Day said one of the group's biggest concerns is the potential redevelopment of the former hospital site. While the idea of a new housing project has been bandied about for years, Day said her community would rather have the parcel become a neighborhood green space.
"We were asking for public amenities to be put in the green space, so Connected 4 Community kind of came out of that conversation," Day said.
The fledgling nonprofit has already planted more than two dozen trees along the streets, built a rain garden and installed a memorial bench in honor of a local victim of gun violence. Day said C4C has some other plans to "brighten up" its section of Brighton Heights.
"We want to humanize where we live -- you know, get trash cans like normal neighborhoods, and have places to sit, and have a bus shelter," Day said. "A lot of the people who live in our community have to ride the bus, and it's unfortunate that they just have to stand in the rain."
Because Connected 4 Community is brand new, the first step will be to get neighbors on board.
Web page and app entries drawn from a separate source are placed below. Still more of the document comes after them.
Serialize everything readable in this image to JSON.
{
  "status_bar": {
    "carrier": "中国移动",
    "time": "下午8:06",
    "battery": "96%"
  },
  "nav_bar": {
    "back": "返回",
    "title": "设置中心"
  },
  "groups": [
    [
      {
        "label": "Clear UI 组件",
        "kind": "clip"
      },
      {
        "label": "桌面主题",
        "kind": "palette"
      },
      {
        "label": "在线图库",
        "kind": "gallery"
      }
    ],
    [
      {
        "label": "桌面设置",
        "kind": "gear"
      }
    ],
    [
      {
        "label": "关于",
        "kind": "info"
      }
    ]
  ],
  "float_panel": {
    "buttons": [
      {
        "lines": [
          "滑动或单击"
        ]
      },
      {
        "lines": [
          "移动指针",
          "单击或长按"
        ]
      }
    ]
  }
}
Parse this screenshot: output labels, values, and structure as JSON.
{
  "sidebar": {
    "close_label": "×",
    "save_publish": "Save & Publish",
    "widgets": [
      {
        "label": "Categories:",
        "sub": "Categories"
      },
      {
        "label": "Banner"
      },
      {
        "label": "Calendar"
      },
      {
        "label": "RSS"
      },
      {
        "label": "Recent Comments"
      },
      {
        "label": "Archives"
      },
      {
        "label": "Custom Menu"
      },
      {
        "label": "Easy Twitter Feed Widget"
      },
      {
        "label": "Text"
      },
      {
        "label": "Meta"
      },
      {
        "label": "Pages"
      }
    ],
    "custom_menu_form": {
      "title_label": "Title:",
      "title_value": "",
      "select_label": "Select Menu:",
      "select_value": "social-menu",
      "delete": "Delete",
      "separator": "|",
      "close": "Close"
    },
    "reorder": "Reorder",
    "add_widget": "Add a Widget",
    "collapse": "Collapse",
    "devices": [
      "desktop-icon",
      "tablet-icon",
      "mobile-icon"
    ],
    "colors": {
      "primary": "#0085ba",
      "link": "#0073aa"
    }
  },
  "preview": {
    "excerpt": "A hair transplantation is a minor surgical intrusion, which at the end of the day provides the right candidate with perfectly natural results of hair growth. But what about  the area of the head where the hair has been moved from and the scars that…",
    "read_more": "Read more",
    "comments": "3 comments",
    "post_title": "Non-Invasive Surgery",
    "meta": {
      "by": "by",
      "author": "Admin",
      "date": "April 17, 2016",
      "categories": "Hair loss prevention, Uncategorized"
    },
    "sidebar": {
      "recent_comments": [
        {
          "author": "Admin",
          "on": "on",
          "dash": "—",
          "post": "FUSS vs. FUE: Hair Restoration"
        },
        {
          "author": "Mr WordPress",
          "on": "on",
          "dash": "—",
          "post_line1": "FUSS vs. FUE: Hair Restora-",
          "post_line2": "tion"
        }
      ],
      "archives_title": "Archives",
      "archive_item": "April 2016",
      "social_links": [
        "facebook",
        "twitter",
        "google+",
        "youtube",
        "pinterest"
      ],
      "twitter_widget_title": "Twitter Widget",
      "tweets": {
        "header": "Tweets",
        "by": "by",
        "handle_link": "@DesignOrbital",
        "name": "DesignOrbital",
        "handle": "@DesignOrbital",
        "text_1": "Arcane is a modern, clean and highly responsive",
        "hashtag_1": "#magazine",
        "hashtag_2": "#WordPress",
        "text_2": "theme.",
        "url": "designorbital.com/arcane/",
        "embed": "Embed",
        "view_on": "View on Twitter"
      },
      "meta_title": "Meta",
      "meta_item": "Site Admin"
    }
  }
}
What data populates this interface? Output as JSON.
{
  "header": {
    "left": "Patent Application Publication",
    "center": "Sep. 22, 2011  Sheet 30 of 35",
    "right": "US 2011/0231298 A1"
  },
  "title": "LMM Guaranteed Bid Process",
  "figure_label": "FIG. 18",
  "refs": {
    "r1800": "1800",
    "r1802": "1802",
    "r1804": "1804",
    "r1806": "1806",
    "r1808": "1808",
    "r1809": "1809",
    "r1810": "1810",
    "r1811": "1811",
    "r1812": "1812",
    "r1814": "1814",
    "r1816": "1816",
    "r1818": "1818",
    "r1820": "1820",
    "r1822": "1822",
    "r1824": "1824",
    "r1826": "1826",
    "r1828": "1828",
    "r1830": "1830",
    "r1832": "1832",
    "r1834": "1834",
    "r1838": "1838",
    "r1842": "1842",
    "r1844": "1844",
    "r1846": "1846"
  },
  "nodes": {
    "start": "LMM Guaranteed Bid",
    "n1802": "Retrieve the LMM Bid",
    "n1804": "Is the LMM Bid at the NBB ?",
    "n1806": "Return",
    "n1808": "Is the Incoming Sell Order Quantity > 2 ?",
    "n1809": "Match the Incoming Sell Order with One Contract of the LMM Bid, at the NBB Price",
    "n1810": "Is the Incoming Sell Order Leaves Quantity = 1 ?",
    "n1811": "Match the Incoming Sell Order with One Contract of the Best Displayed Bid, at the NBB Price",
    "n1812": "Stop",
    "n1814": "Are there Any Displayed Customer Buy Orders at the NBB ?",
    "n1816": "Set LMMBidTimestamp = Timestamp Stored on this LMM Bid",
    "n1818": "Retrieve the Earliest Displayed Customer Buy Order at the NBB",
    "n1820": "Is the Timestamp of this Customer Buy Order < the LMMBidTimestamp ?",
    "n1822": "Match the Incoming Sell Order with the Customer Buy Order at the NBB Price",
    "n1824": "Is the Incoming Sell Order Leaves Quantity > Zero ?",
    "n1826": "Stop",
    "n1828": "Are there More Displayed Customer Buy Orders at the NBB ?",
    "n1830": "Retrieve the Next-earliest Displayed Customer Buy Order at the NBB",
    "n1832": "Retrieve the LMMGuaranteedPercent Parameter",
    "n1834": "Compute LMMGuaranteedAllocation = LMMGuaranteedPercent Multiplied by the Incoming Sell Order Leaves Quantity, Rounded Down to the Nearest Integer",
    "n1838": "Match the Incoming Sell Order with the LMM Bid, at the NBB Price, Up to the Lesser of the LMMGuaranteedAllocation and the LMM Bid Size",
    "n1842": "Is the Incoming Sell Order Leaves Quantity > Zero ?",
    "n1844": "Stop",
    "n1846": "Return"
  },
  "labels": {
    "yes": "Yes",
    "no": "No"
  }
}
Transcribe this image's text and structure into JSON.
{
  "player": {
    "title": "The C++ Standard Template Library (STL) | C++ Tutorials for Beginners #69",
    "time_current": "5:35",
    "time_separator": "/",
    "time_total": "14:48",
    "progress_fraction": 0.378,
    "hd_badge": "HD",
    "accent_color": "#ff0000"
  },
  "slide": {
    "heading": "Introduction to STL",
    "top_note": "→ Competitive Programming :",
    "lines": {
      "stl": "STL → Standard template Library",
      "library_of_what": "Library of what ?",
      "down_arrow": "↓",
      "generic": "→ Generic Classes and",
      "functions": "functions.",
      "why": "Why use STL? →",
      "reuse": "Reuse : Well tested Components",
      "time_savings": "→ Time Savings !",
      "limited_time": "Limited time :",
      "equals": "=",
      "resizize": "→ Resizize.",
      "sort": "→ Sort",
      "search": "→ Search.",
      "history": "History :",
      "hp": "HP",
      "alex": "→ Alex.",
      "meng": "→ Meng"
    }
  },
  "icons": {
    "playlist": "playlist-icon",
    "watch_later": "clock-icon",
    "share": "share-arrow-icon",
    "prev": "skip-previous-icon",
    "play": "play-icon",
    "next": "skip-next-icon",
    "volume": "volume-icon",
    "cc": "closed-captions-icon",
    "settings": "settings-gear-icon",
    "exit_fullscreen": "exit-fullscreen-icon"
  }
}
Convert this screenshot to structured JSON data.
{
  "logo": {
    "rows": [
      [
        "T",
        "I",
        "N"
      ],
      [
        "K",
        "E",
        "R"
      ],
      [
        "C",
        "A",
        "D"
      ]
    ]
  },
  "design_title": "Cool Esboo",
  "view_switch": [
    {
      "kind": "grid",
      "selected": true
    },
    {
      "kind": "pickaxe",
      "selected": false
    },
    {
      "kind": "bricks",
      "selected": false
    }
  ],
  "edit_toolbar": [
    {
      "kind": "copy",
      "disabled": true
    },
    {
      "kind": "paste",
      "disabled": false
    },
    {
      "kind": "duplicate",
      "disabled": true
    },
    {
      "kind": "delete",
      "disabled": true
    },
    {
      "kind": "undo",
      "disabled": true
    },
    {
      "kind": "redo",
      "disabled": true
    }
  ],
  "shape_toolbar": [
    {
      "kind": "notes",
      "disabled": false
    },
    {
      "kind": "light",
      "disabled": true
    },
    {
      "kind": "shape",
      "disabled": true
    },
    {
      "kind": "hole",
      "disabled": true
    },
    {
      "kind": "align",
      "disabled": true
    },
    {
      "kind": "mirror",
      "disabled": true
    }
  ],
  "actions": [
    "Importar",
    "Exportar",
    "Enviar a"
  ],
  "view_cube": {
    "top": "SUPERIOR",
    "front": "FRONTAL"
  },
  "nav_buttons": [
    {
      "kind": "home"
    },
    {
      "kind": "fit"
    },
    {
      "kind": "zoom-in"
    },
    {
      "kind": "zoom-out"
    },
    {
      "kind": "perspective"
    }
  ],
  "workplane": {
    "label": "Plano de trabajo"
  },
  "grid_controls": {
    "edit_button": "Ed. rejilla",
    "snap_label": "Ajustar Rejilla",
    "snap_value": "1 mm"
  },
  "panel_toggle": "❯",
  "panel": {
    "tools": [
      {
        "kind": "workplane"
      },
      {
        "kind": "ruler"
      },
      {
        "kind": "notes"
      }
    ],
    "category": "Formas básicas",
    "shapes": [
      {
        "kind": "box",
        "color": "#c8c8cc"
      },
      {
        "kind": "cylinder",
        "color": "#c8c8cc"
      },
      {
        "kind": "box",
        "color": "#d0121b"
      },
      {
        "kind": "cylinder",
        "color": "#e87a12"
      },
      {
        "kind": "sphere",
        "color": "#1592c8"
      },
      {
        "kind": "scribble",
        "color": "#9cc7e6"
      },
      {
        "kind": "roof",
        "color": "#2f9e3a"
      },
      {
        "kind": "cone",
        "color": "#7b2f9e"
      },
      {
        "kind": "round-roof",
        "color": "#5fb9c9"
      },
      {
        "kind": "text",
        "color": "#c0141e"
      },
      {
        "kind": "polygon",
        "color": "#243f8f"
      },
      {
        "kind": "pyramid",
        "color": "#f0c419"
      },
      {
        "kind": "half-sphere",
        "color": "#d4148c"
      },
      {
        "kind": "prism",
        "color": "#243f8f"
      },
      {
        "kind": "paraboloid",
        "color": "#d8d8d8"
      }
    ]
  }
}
To that end, Day and a neighbor have planned a meet-and-greet barbecue for this fall to start making connections with nearby residents.
Day, who's perhaps best known as the DJ for kids' dance parties at the Children's Museum and other local venues, said she hopes her example can inspire others across the city to get involved at the sub-neighborhood level.
"I would challenge people to look at the Census tracts within their community, and take a look at what are the demographics of your community, and really look at it, and say, 'Who here needs help?' and help those people first," Day said.